Convolutional Gaussian processes

March 1, 2021 — March 1, 2021

Figure 1

Gaussian processes by convolution of noise with smoothing kernels, which is a kind of dual to defining them through covariances.

This is especially interesting because it can be made computationally convenient (we can enforce locality) and non-stationarity.

1 Convolutions with respect to a non-stationary driving noise

H. K. Lee et al. (2005):

A convenient representation of a GP model uses process convolutions (Barry and Hoef 1996; Dave Higdon 2002; Thiebaux and Pedder 1987). One may construct a Gaussian process \(z(\mathbf{s})\) over a region \(\mathcal{S}\) by convolving a continuous, unit variance, white noise process \(x(\mathbf{s}),\) with a smoothing kernel \(k(\mathbf{s}):\) \[ z(\mathbf{s})=\int_{\mathcal{S}} k(\mathbf{u}-\mathbf{s}) x(\mathbf{u}) d \mathbf{u} \]

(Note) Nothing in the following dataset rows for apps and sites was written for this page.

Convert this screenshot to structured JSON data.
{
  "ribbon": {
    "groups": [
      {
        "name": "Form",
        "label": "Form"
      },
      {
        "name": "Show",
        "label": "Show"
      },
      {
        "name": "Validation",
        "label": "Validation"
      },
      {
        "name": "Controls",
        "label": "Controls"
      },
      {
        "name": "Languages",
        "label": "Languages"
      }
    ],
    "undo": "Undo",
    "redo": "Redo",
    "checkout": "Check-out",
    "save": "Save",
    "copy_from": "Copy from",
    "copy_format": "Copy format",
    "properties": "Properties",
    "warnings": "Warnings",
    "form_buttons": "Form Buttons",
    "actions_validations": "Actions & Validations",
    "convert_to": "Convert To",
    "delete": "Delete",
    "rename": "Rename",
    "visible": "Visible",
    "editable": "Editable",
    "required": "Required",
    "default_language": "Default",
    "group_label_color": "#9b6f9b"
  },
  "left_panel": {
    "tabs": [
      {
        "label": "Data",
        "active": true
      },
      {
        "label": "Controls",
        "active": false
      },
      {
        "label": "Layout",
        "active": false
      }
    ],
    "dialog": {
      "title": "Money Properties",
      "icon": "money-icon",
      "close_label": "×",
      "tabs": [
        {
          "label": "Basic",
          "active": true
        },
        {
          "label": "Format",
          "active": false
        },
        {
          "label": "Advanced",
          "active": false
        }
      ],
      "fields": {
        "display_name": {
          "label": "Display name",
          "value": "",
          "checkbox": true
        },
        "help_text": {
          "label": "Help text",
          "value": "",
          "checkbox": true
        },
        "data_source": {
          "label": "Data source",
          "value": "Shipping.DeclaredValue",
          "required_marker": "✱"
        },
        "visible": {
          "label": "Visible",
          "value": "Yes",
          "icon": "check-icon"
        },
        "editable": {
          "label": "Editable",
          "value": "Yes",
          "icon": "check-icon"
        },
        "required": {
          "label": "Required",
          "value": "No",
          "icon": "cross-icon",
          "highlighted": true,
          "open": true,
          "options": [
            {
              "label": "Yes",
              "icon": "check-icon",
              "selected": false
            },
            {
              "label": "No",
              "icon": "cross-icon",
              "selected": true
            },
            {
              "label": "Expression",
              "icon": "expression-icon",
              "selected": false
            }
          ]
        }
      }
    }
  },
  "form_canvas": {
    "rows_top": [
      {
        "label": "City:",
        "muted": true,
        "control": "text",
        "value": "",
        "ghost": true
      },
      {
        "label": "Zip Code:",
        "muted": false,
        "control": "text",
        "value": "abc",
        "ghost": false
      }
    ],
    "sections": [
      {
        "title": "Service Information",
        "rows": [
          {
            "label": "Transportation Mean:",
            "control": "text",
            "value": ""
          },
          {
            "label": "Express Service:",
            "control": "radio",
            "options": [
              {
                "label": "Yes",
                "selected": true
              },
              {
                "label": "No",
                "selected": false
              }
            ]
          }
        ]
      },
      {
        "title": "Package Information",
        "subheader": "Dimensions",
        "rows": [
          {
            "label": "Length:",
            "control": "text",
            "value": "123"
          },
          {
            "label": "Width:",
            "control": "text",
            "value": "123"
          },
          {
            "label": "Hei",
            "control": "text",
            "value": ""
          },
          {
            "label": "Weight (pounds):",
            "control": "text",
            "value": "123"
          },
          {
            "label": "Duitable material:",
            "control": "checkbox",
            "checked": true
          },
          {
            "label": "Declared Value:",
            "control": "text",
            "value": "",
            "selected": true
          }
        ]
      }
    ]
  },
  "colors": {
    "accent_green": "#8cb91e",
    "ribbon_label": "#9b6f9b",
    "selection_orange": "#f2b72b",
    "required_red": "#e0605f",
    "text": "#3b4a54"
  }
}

If we take \(x(\mathbf{s})\) to be an intrinsically stationary process with variogram \(\gamma_{x}(\mathbf{d})=\operatorname{Var}(x(\mathbf{s})-\) \(x(\mathbf{s}+\mathbf{d}))\) the resulting variogram of the process \(z(\mathbf{s})\) is given by \[ \gamma_{z}(\mathbf{d})=\gamma_{z}^{*}(\mathbf{d})-\gamma_{z}^{*}(\mathbf{0}) \text { where } \gamma_{z}^{*}(\mathbf{q})=\int_{\mathcal{S}} \int_{\mathcal{S}} k(\mathbf{v}-\mathbf{q}) k(\mathbf{u}-\mathbf{v}) \gamma_{x}(\mathbf{u}) d \mathbf{u} d \mathbf{v} \] …With this approach, one can fix the smoothing kernel \(k(\mathbf{s})\) and then modify the spatial dependence for \(z(\mathbf{s})\) by controlling \(\gamma_{x}(\mathbf{d}) .\)

2 Varying convolutions with respect to a stationary white noise

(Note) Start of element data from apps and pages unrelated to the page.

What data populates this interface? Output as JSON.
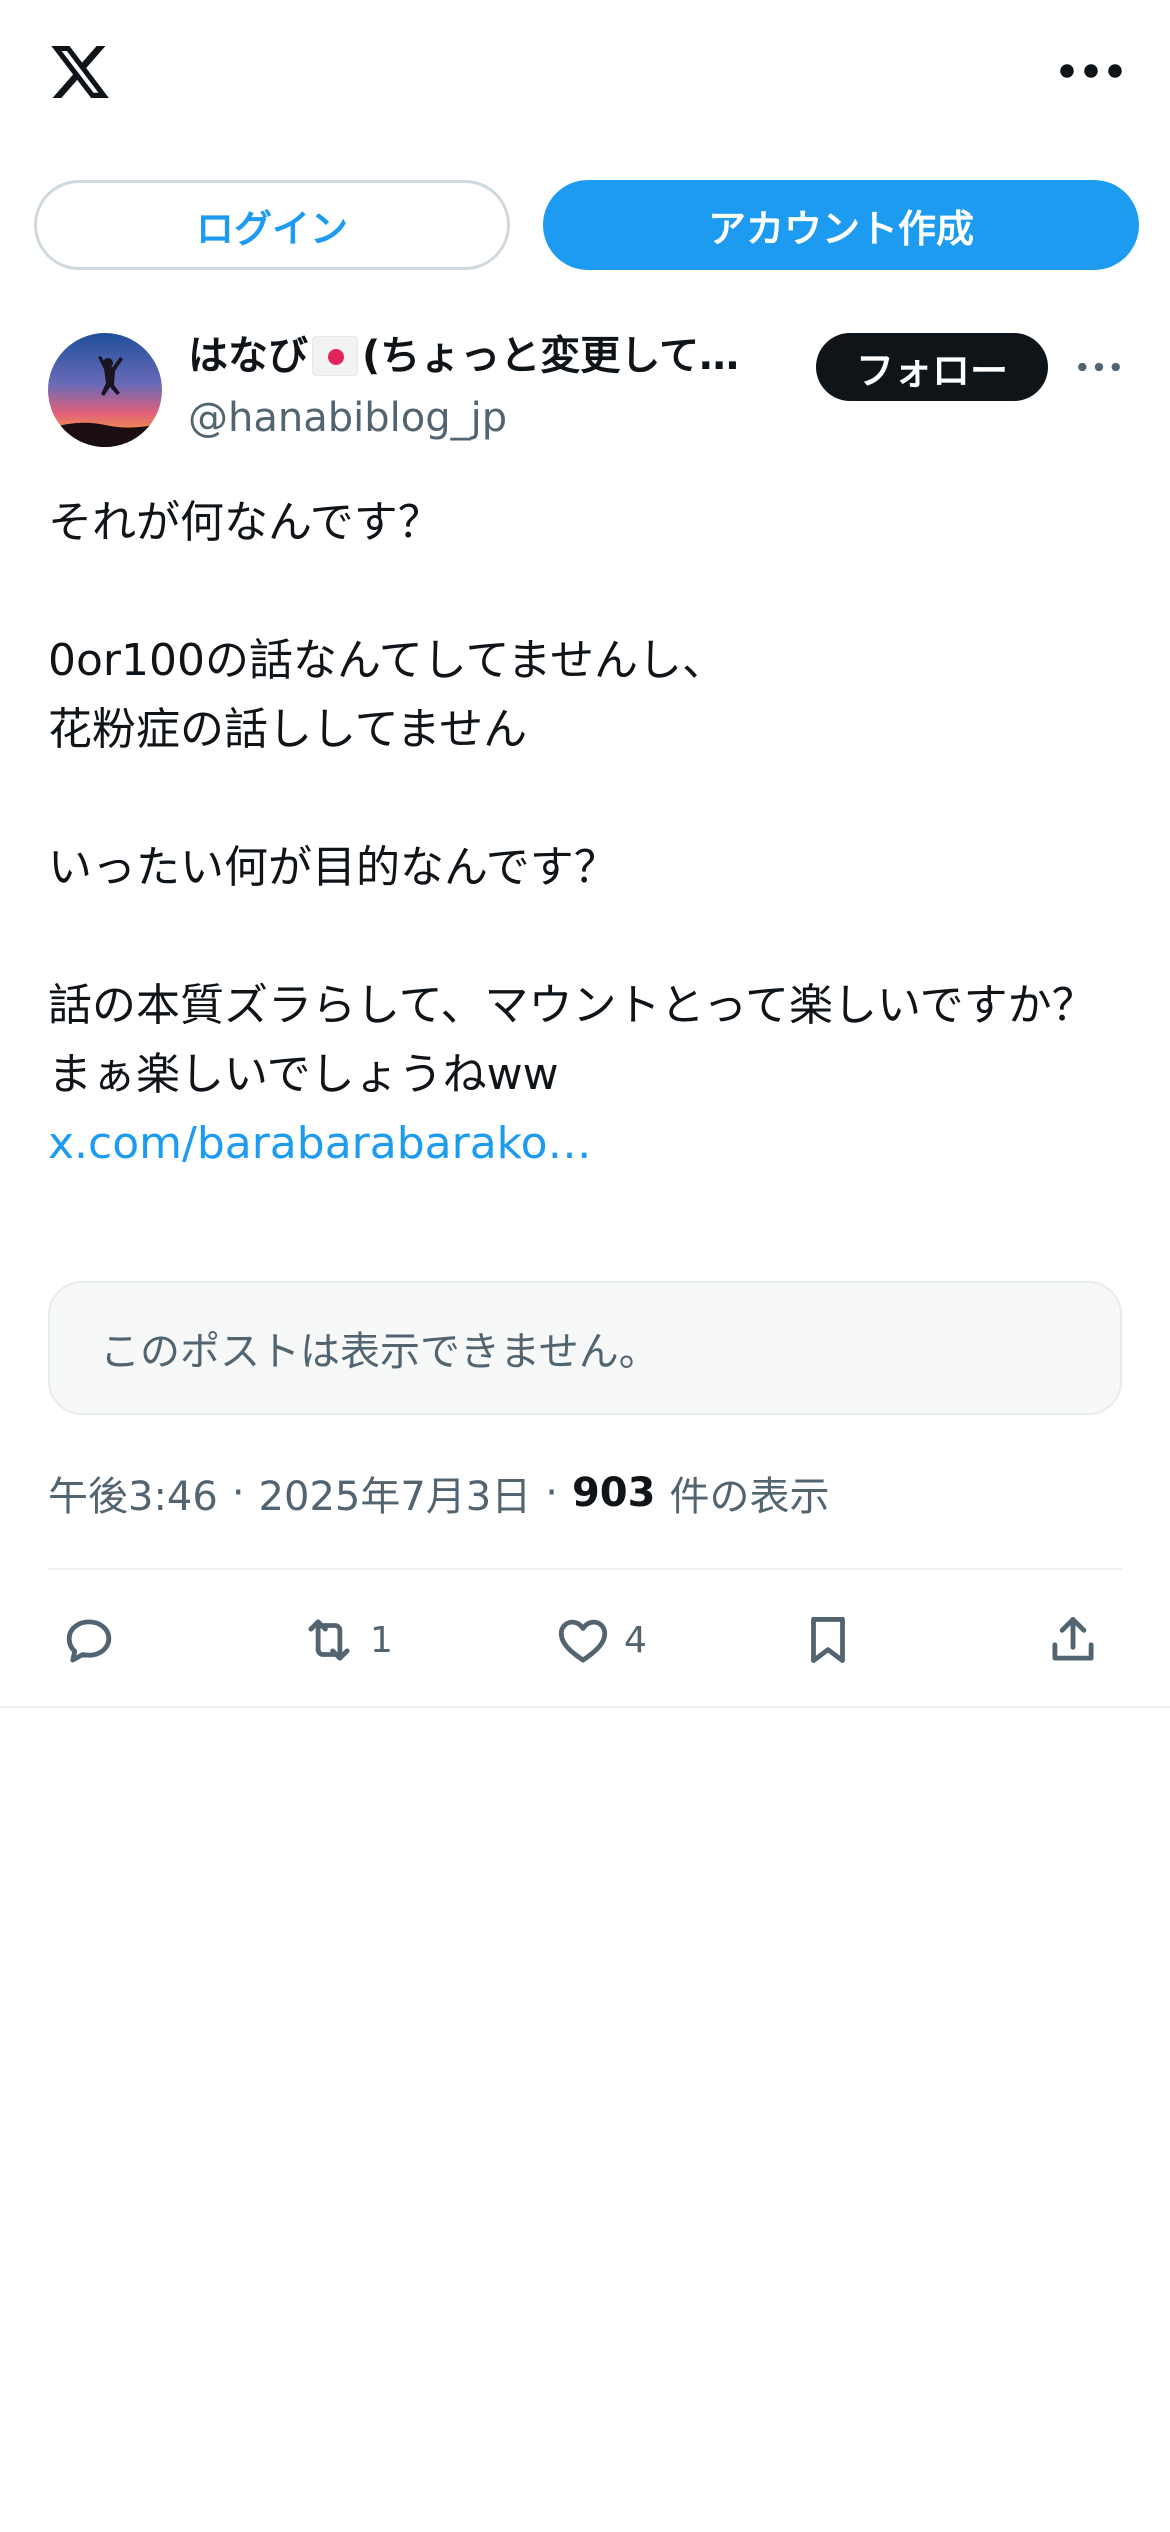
{
  "header": {
    "logo": "x-logo-icon",
    "more": "more-horizontal-icon"
  },
  "auth": {
    "login_label": "ログイン",
    "signup_label": "アカウント作成"
  },
  "post": {
    "author": {
      "name_prefix": "はなび",
      "flag": "japan-flag-icon",
      "name_suffix": "(ちょっと変更して…",
      "handle": "@hanabiblog_jp"
    },
    "follow_label": "フォロー",
    "more": "more-horizontal-icon",
    "text": {
      "line1": "それが何なんです？",
      "line2": "0or100の話なんてしてませんし、",
      "line3": "花粉症の話ししてません",
      "line4": "いったい何が目的なんです？",
      "line5": "話の本質ズラらして、マウントとって楽しいですか？",
      "line6": "まぁ楽しいでしょうねww",
      "link": "x.com/barabarabarako…"
    },
    "quote_unavailable": "このポストは表示できません。",
    "time": "午後3:46",
    "dot": "·",
    "date": "2025年7月3日",
    "views_count": "903",
    "views_label": "件の表示",
    "actions": {
      "reply": {
        "icon": "reply-icon",
        "count": ""
      },
      "repost": {
        "icon": "repost-icon",
        "count": "1"
      },
      "like": {
        "icon": "heart-icon",
        "count": "4"
      },
      "bookmark": {
        "icon": "bookmark-icon",
        "count": ""
      },
      "share": {
        "icon": "share-icon",
        "count": ""
      }
    }
  },
  "colors": {
    "accent": "#1d9bf0",
    "text": "#0f1419",
    "secondary": "#536471",
    "border": "#cfd9de"
  }
}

e.g. Dave Higdon, Swall, and Kern (1999);David Higdon (1998). Alternatively we can fix the driving noise and vary the smoothing kernel. TBC.

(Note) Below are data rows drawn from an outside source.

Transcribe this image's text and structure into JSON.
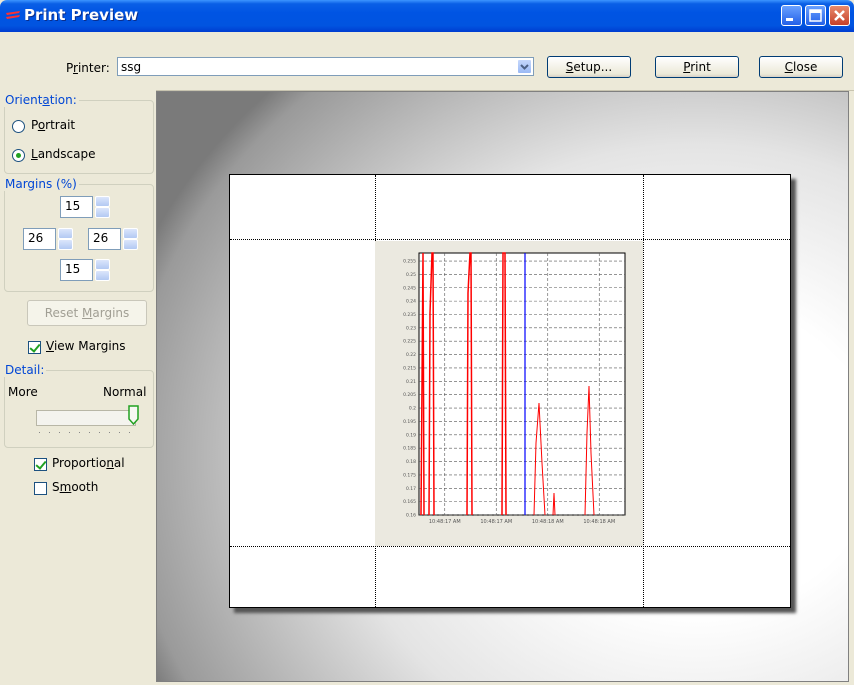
{
  "window": {
    "title": "Print Preview",
    "title_bar_color": "#0054e3"
  },
  "toolbar": {
    "printer_label": "Printer:",
    "printer_value": "ssg",
    "setup_label": "Setup...",
    "print_label": "Print",
    "close_label": "Close"
  },
  "orientation": {
    "title": "Orientation:",
    "portrait_label": "Portrait",
    "landscape_label": "Landscape",
    "selected": "Landscape"
  },
  "margins": {
    "title": "Margins (%)",
    "top": "15",
    "left": "26",
    "right": "26",
    "bottom": "15"
  },
  "reset_margins_label": "Reset Margins",
  "view_margins": {
    "label": "View Margins",
    "checked": true
  },
  "detail": {
    "title": "Detail:",
    "more_label": "More",
    "normal_label": "Normal",
    "level": 1.0
  },
  "proportional": {
    "label": "Proportional",
    "checked": true
  },
  "smooth": {
    "label": "Smooth",
    "checked": false
  },
  "icons": [
    "app-icon",
    "minimize-icon",
    "maximize-icon",
    "close-icon",
    "chevron-down-icon",
    "spin-up-icon",
    "spin-down-icon",
    "slider-thumb-icon"
  ],
  "chart_data": {
    "type": "line",
    "y_ticks": [
      "0.255",
      "0.25",
      "0.245",
      "0.24",
      "0.235",
      "0.23",
      "0.225",
      "0.22",
      "0.215",
      "0.21",
      "0.205",
      "0.2",
      "0.195",
      "0.19",
      "0.185",
      "0.18",
      "0.175",
      "0.17",
      "0.165",
      "0.16"
    ],
    "x_ticks": [
      "10:48:17 AM",
      "10:48:17 AM",
      "10:48:18 AM",
      "10:48:18 AM"
    ],
    "ylim": [
      0.16,
      0.258
    ],
    "grid": true,
    "series_colors": [
      "#ff0000",
      "#0000ff"
    ]
  }
}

3 References

Adler, Robert J. 2010. The Geometry of Random Fields.
Adler, Robert J., and Taylor. 2007. Random Fields and Geometry. Springer Monographs in Mathematics 115.
Adler, Robert J, Taylor, and Worsley. 2016. Applications of Random Fields and Geometry Draft.
Barry, and Hoef. 1996. Blackbox Kriging: Spatial Prediction Without Specifying Variogram Models.” Journal of Agricultural, Biological, and Environmental Statistics.
Bolin, and Lindgren. 2011. Spatial Models Generated by Nested Stochastic Partial Differential Equations, with an Application to Global Ozone Mapping.” The Annals of Applied Statistics.
Higdon, David. 1998. A Process-Convolution Approach to Modelling Temperatures in the North Atlantic Ocean.” Environmental and Ecological Statistics.
Higdon, Dave. 2002. Space and Space-Time Modeling Using Process Convolutions.” In Quantitative Methods for Current Environmental Issues.
Higdon, Dave, Swall, and Kern. 1999. “Non-Stationary Spatial Modeling.” Bayesian Statistics.
Lee, Herbert K. H., Higdon, Bi, et al. 2002a. Markov Random Field Models for High-Dimensional Parameters in Simulations of Fluid Flow in Porous Media.” Technometrics.
Lee, Herbert KH, Higdon, Calder, et al. 2005. Efficient Models for Correlated Data via Convolutions of Intrinsic Processes.” Statistical Modelling.
Lee, Herbert K H, Holloman, Calder, et al. 2002b. “Flexible Gaussian Processes via Convolution.”
Lindgren, Rue, and Lindström. 2011. An Explicit Link Between Gaussian Fields and Gaussian Markov Random Fields: The Stochastic Partial Differential Equation Approach.” Journal of the Royal Statistical Society: Series B (Statistical Methodology).
Scharf, Hooten, Johnson, et al. 2017. Process Convolution Approaches for Modeling Interacting Trajectories.” arXiv:1703.02112 [Stat].
Thiebaux, and Pedder. 1987. “Spatial Objective Analysis with Applications in Atmospheric Science.” London and Orlando, FL, Academic Press, 1987, 308.
Tobar, Bui, and Turner. 2015. “Learning Stationary Time Series Using Gaussian Processes with Nonparametric Kernels.”